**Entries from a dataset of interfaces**
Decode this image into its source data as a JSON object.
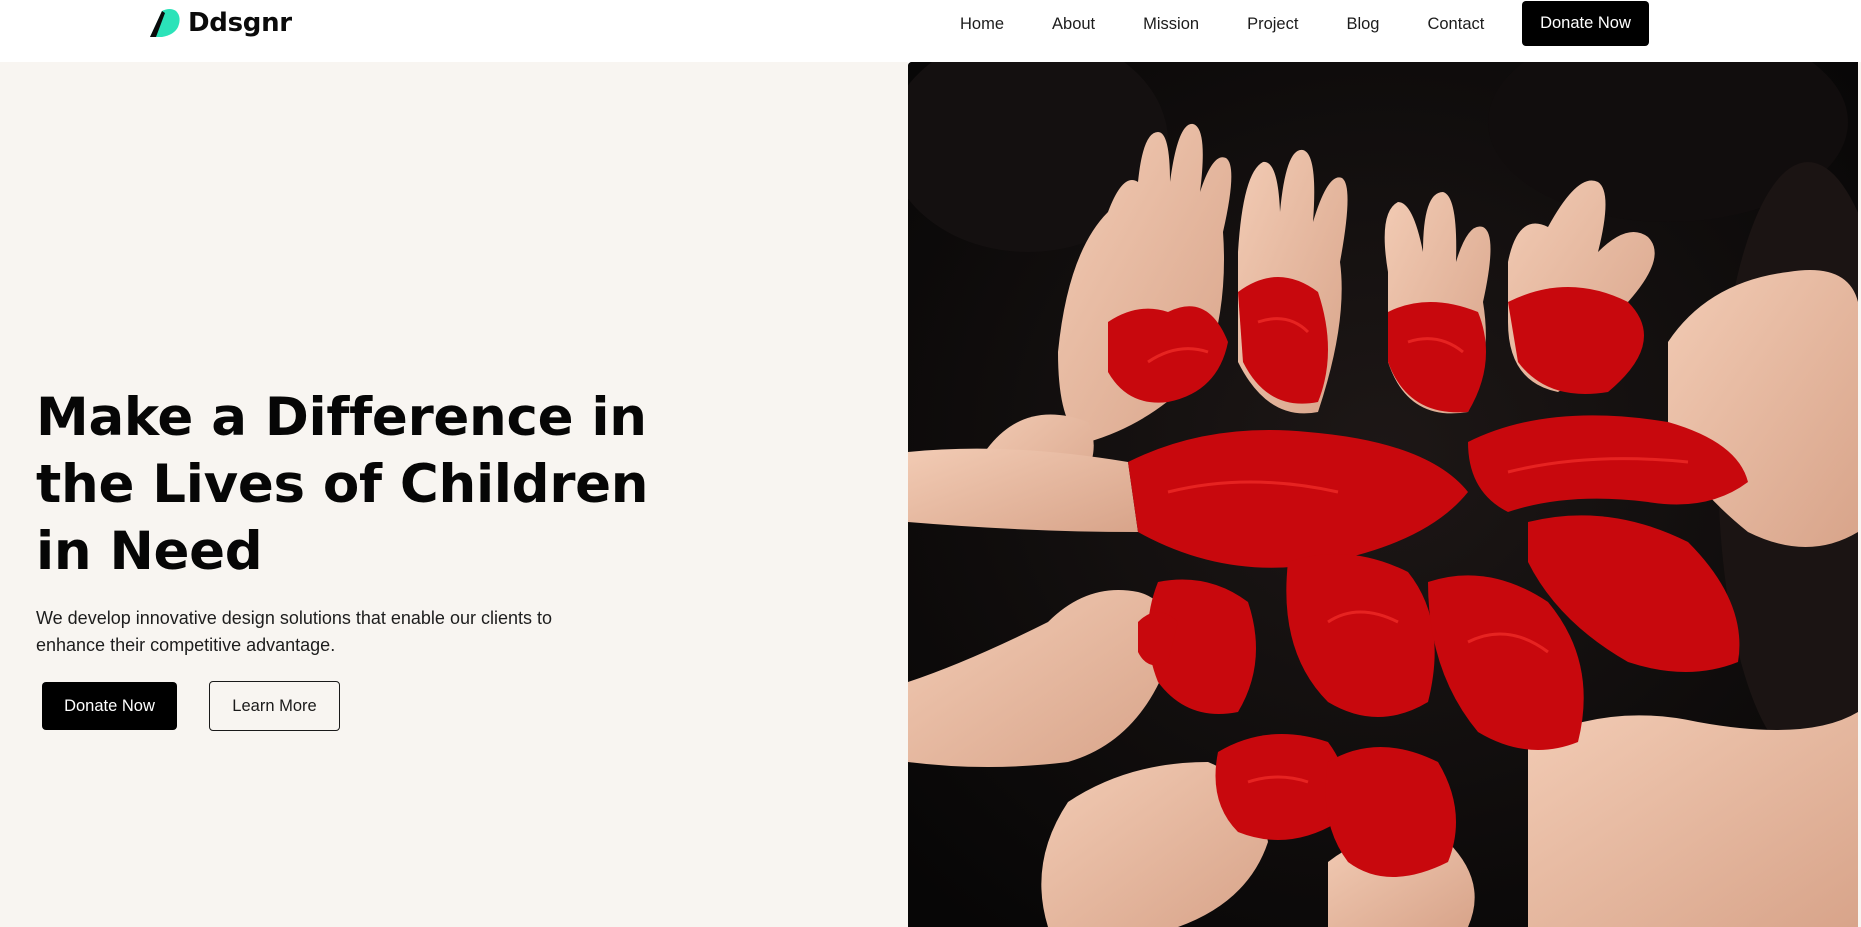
{
  "brand": {
    "name": "Ddsgnr",
    "icon": "leaf-logo-icon",
    "accent_color": "#2be3b9"
  },
  "nav": {
    "items": [
      {
        "label": "Home"
      },
      {
        "label": "About"
      },
      {
        "label": "Mission"
      },
      {
        "label": "Project"
      },
      {
        "label": "Blog"
      },
      {
        "label": "Contact"
      }
    ],
    "cta_label": "Donate Now"
  },
  "hero": {
    "title": "Make a Difference in the Lives of Children in Need",
    "subtitle": "We develop innovative design solutions that enable our clients to enhance their competitive advantage.",
    "primary_label": "Donate Now",
    "secondary_label": "Learn More",
    "image_subject": "red-painted-hands-photo"
  },
  "colors": {
    "background": "#f8f5f1",
    "button": "#000000",
    "paint_red": "#c8080d"
  }
}
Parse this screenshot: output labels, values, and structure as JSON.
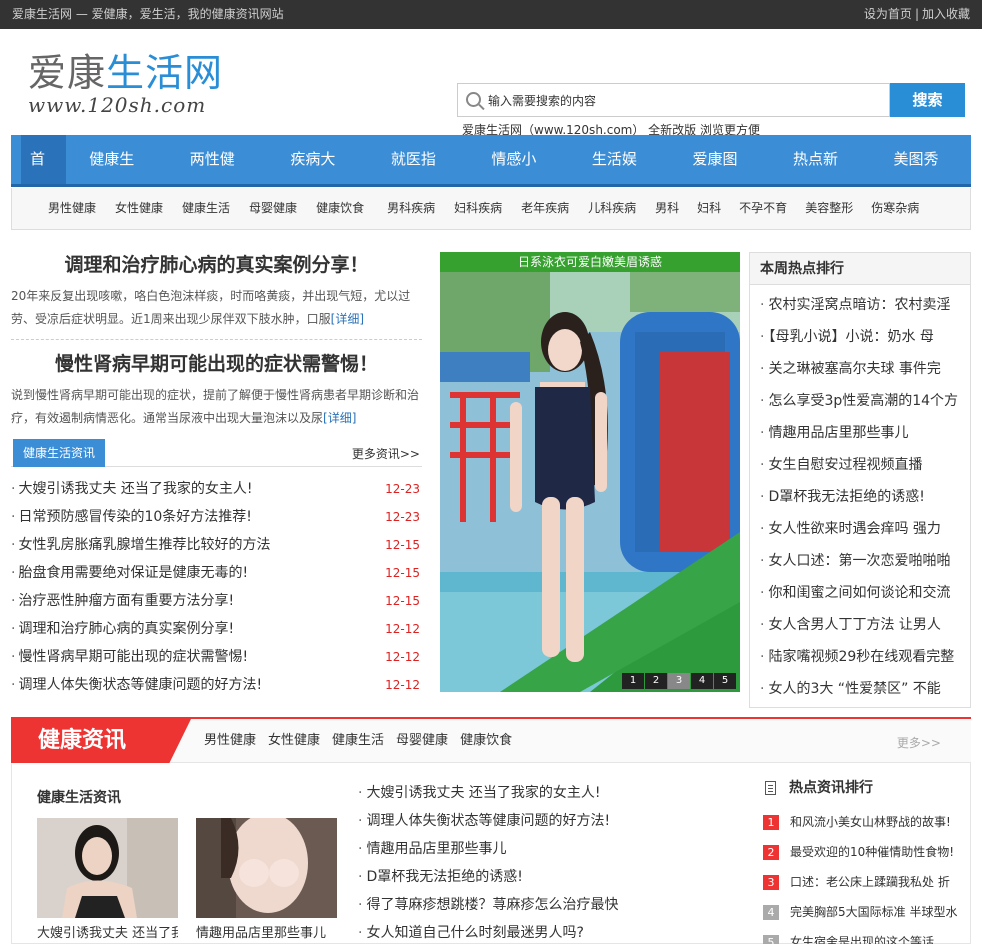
{
  "topbar": {
    "left": "爱康生活网 — 爱健康，爱生活，我的健康资讯网站",
    "set_home": "设为首页",
    "divider": "|",
    "bookmark": "加入收藏"
  },
  "logo": {
    "part1": "爱康",
    "part2": "生活网",
    "url": "www.120sh.com"
  },
  "search": {
    "value": "输入需要搜索的内容",
    "button": "搜索",
    "note": "爱康生活网（www.120sh.com） 全新改版 浏览更方便"
  },
  "nav": [
    "首页",
    "健康生活",
    "两性健康",
    "疾病大全",
    "就医指南",
    "情感小说",
    "生活娱乐",
    "爱康图库",
    "热点新闻",
    "美图秀场"
  ],
  "subnav": [
    "男性健康",
    "女性健康",
    "健康生活",
    "母婴健康",
    "健康饮食",
    "男科疾病",
    "妇科疾病",
    "老年疾病",
    "儿科疾病",
    "男科",
    "妇科",
    "不孕不育",
    "美容整形",
    "伤寒杂病"
  ],
  "featured": [
    {
      "title": "调理和治疗肺心病的真实案例分享！",
      "summary": "20年来反复出现咳嗽，咯白色泡沫样痰，时而咯黄痰，并出现气短，尤以过劳、受凉后症状明显。近1周来出现少尿伴双下肢水肿，口服",
      "more": "[详细]"
    },
    {
      "title": "慢性肾病早期可能出现的症状需警惕！",
      "summary": "说到慢性肾病早期可能出现的症状，提前了解便于慢性肾病患者早期诊断和治疗，有效遏制病情恶化。通常当尿液中出现大量泡沫以及尿",
      "more": "[详细]"
    }
  ],
  "section1": {
    "tag": "健康生活资讯",
    "more": "更多资讯>>"
  },
  "news": [
    {
      "title": "大嫂引诱我丈夫 还当了我家的女主人!",
      "date": "12-23"
    },
    {
      "title": "日常预防感冒传染的10条好方法推荐!",
      "date": "12-23"
    },
    {
      "title": "女性乳房胀痛乳腺增生推荐比较好的方法",
      "date": "12-15"
    },
    {
      "title": "胎盘食用需要绝对保证是健康无毒的!",
      "date": "12-15"
    },
    {
      "title": "治疗恶性肿瘤方面有重要方法分享!",
      "date": "12-15"
    },
    {
      "title": "调理和治疗肺心病的真实案例分享!",
      "date": "12-12"
    },
    {
      "title": "慢性肾病早期可能出现的症状需警惕!",
      "date": "12-12"
    },
    {
      "title": "调理人体失衡状态等健康问题的好方法!",
      "date": "12-12"
    }
  ],
  "slide": {
    "caption": "日系泳衣可爱白嫩美眉诱惑",
    "dots": [
      "1",
      "2",
      "3",
      "4",
      "5"
    ],
    "active": 3
  },
  "hot": {
    "title": "本周热点排行",
    "items": [
      "农村实淫窝点暗访：农村卖淫",
      "【母乳小说】小说：奶水 母",
      "关之琳被塞高尔夫球 事件完",
      "怎么享受3p性爱高潮的14个方",
      "情趣用品店里那些事儿",
      "女生自慰安过程视频直播",
      "D罩杯我无法拒绝的诱惑!",
      "女人性欲来时遇会痒吗 强力",
      "女人口述：第一次恋爱啪啪啪",
      "你和闺蜜之间如何谈论和交流",
      "女人含男人丁丁方法 让男人",
      "陆家嘴视频29秒在线观看完整",
      "女人的3大 “性爱禁区” 不能"
    ]
  },
  "band": {
    "title": "健康资讯",
    "tabs": [
      "男性健康",
      "女性健康",
      "健康生活",
      "母婴健康",
      "健康饮食"
    ],
    "more": "更多>>"
  },
  "lower": {
    "left_title": "健康生活资讯",
    "thumbs": [
      {
        "caption": "大嫂引诱我丈夫 还当了我"
      },
      {
        "caption": "情趣用品店里那些事儿"
      }
    ],
    "mid": [
      "大嫂引诱我丈夫 还当了我家的女主人!",
      "调理人体失衡状态等健康问题的好方法!",
      "情趣用品店里那些事儿",
      "D罩杯我无法拒绝的诱惑!",
      "得了荨麻疹想跳楼？荨麻疹怎么治疗最快",
      "女人知道自己什么时刻最迷男人吗?"
    ],
    "rank_title": "热点资讯排行",
    "rank": [
      {
        "n": "1",
        "t": "和风流小美女山林野战的故事!"
      },
      {
        "n": "2",
        "t": "最受欢迎的10种催情助性食物!"
      },
      {
        "n": "3",
        "t": "口述：老公床上蹂躏我私处 折"
      },
      {
        "n": "4",
        "t": "完美胸部5大国际标准 半球型水"
      },
      {
        "n": "5",
        "t": "女生宿舍是出现的这个等话"
      }
    ]
  },
  "colors": {
    "brand": "#3b8dd6",
    "accent": "#e33333",
    "date": "#dd2222"
  }
}
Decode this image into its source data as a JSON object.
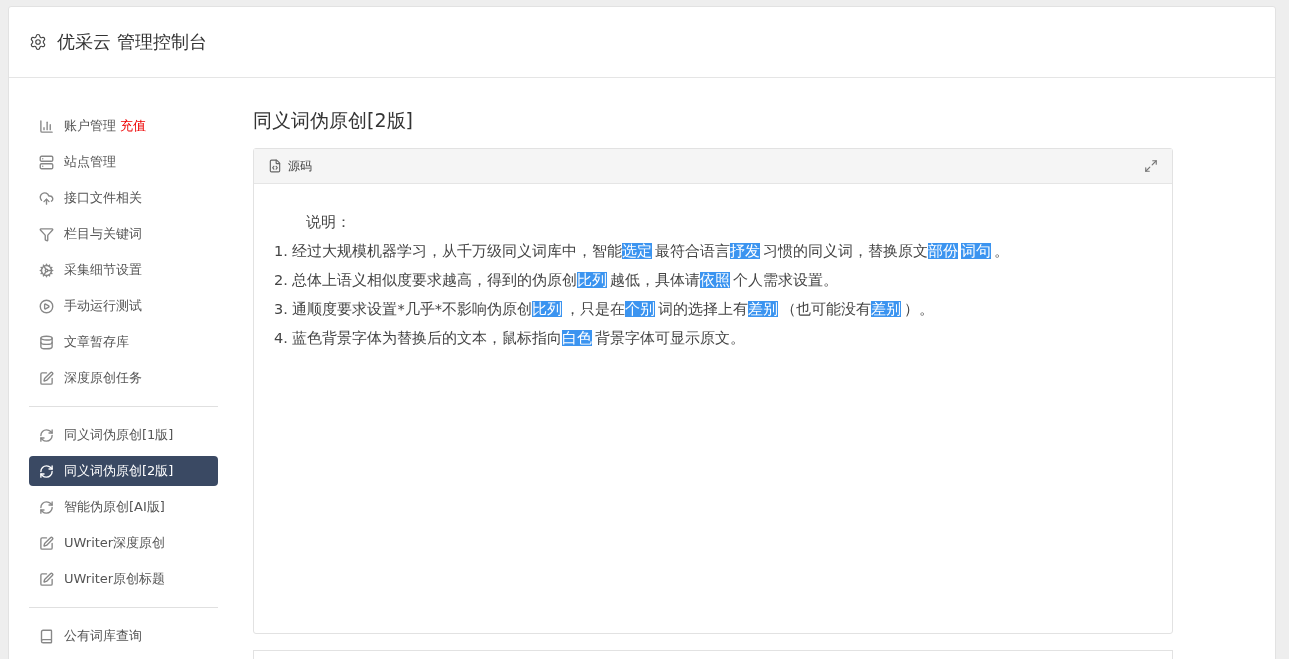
{
  "header": {
    "title": "优采云 管理控制台"
  },
  "sidebar": {
    "groups": [
      {
        "items": [
          {
            "label": "账户管理",
            "badge": "充值",
            "selected": false
          },
          {
            "label": "站点管理",
            "selected": false
          },
          {
            "label": "接口文件相关",
            "selected": false
          },
          {
            "label": "栏目与关键词",
            "selected": false
          },
          {
            "label": "采集细节设置",
            "selected": false
          },
          {
            "label": "手动运行测试",
            "selected": false
          },
          {
            "label": "文章暂存库",
            "selected": false
          },
          {
            "label": "深度原创任务",
            "selected": false
          }
        ]
      },
      {
        "items": [
          {
            "label": "同义词伪原创[1版]",
            "selected": false
          },
          {
            "label": "同义词伪原创[2版]",
            "selected": true
          },
          {
            "label": "智能伪原创[AI版]",
            "selected": false
          },
          {
            "label": "UWriter深度原创",
            "selected": false
          },
          {
            "label": "UWriter原创标题",
            "selected": false
          }
        ]
      },
      {
        "items": [
          {
            "label": "公有词库查询",
            "selected": false
          }
        ]
      }
    ]
  },
  "main": {
    "title": "同义词伪原创[2版]",
    "panel": {
      "tab": "源码",
      "intro": "说明：",
      "lines": [
        [
          {
            "text": "1. 经过大规模机器学习，从千万级同义词库中，智能",
            "highlighted": false
          },
          {
            "text": "选定",
            "highlighted": true
          },
          {
            "text": "最符合语言",
            "highlighted": false
          },
          {
            "text": "抒发",
            "highlighted": true
          },
          {
            "text": "习惯的同义词，替换原文",
            "highlighted": false
          },
          {
            "text": "部份",
            "highlighted": true
          },
          {
            "text": "词句",
            "highlighted": true
          },
          {
            "text": "。",
            "highlighted": false
          }
        ],
        [
          {
            "text": "2. 总体上语义相似度要求越高，得到的伪原创",
            "highlighted": false
          },
          {
            "text": "比列",
            "highlighted": true
          },
          {
            "text": "越低，具体请",
            "highlighted": false
          },
          {
            "text": "依照",
            "highlighted": true
          },
          {
            "text": "个人需求设置。",
            "highlighted": false
          }
        ],
        [
          {
            "text": "3. 通顺度要求设置*几乎*不影响伪原创",
            "highlighted": false
          },
          {
            "text": "比列",
            "highlighted": true
          },
          {
            "text": "，只是在",
            "highlighted": false
          },
          {
            "text": "个别",
            "highlighted": true
          },
          {
            "text": "词的选择上有",
            "highlighted": false
          },
          {
            "text": "差别",
            "highlighted": true
          },
          {
            "text": "（也可能没有",
            "highlighted": false
          },
          {
            "text": "差别",
            "highlighted": true
          },
          {
            "text": "）。",
            "highlighted": false
          }
        ],
        [
          {
            "text": "4. 蓝色背景字体为替换后的文本，鼠标指向",
            "highlighted": false
          },
          {
            "text": "白色",
            "highlighted": true
          },
          {
            "text": "背景字体可显示原文。",
            "highlighted": false
          }
        ]
      ]
    }
  }
}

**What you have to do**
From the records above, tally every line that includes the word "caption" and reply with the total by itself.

**Final answer**
3